iansoup

Wow, this is amazing!

timthegem
timthegem

Excellent job on the review, Tom.

pete420630
pete420630

scoring system is jacked up killzone 7.0 this crap 9.0 c-mon man

jflkdjs
jflkdjs

WOW! Awesome review, Tom :)

Zevvion
Zevvion

I have this on Vita. It's a great fucking game. I just don't like how the music stops when you enter another screen. Anyway, I hope this one is cross buy? Not sure, but I don't think it is?

noirtenshin
noirtenshin

Looks like an experience that would be a waste to miss. Thou i must admit, the level with the tombstone kinda shook me a little. Just proves that sounds and visuals can still be used to share emotions (where AAA titles have fallen to a generic blob of crispy visuals and sound, resulting in a loss almost all identity they had) 

sugrim
sugrim

Indie games is the only thing to get on the PS4 apparently, everything thus far is quite mediocre.

NeverMore0
NeverMore0

I just don't see the appeal, but I'm not really a fan of platformers.

dmastor
dmastor

PS4 the true indiestaion 

jer_1
jer_1

This looks really cool, will have to grab this one!

Sundberg_man
Sundberg_man

Awesome ^^ I'll deffo get this one for vita ^^

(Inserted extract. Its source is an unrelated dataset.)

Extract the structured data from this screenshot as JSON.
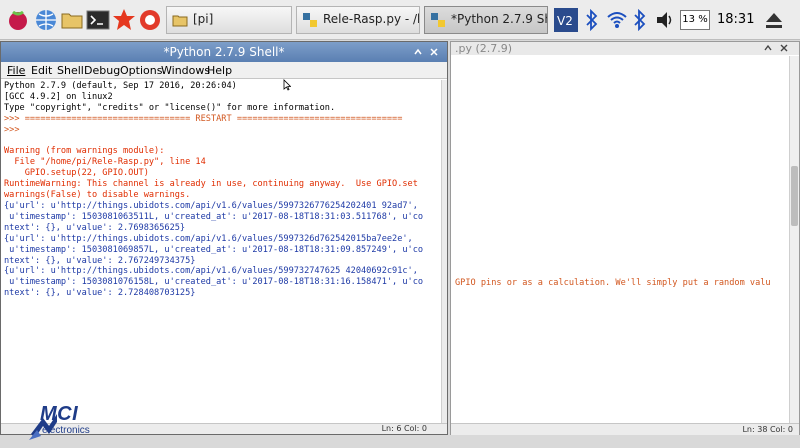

cavs25
cavs25

We have now gone full hipster...

Congratulations gaming community!

cousinmerl
cousinmerl

I'll add this to the list of games - for why to get a vita.

Gelugon_baat
Gelugon_baat

@Mommas_b_o_y  

You may want to realize it is just you not liking the games that others like. Having different tastes doesn't make other people druggies.

Duke_51
Duke_51

@DukeRay Well, Resogun definitely takes advantage of the PS4's power, I don't think reviews have come out for that one yet though. Apart from that all I can say is wait a few months. Launch titles, to me anyways, aren't really system sellers.. not to mention that developers are still learning how to use this technology its fullest.

Skele7or
Skele7or

@Zevvion It is. Buy it once and its yours for PS3, PS4, and vita. 

MAD_AI
MAD_AI

@dmastor 

Indies that sign exclusivity contracts with either Sony or Microsoft loose the meaning and  spirit of being an indie developer, in my opinion anyway. 

Forcecaster
Forcecaster

@dmastor It will revitalize the platform and the industry as a whole if we are lucky. If the indie titles are so damn good that it will generate a lot more revenue than the first party or other third party games, than those big developers will try to keep up with the pressure. If Sony Studios will be the ones who will make first party titles great because of those indie titles, than Microsoft will have to follow suite if they don't wants to loose customers. It's a win-win situation. It will take time, but something good will come out of it.

PutU2REM
PutU2REM

@Forcecaster @dmastor Microsoft doesn't have to "follow suit," because it's Sony that's playing catch-up, here. The Xbox 360 was the first console to really provide a place for small-budget titles.

And BTW, both are playing catch-up to the PC, where indie games were seeing artistic and commercial success years before Sony or Microsoft even considered offering non-AAA titles.

Gelugon_baat
Gelugon_baat

@Mommas_b_o_y

I am not suspicious, but that's because I don't wear a tin-foil hat and I actually acknowledge differences in personal opinions. I doubt that you can say the same though.

Sound Shapes More Info

First Release on Aug 07, 2012
  • PlayStation 3
  • PlayStation 4
  • PlayStation Vita
Sound Shapes has you play, compose, and share in this side-scrolling platformer, where you create music with your actions.
8.3
Average User RatingOut of 163 User Ratings
Please Sign In to rate Sound Shapes
Developed by:
SCEA
Published by:
SCE Australia, SCEA, SCEI, SCEE
Genres:
Music/Rhythm
Content is generally suitable for all ages. May contain minimal cartoon, fantasy or mild violence and/or infrequent use of mild language.
Everyone
All Platforms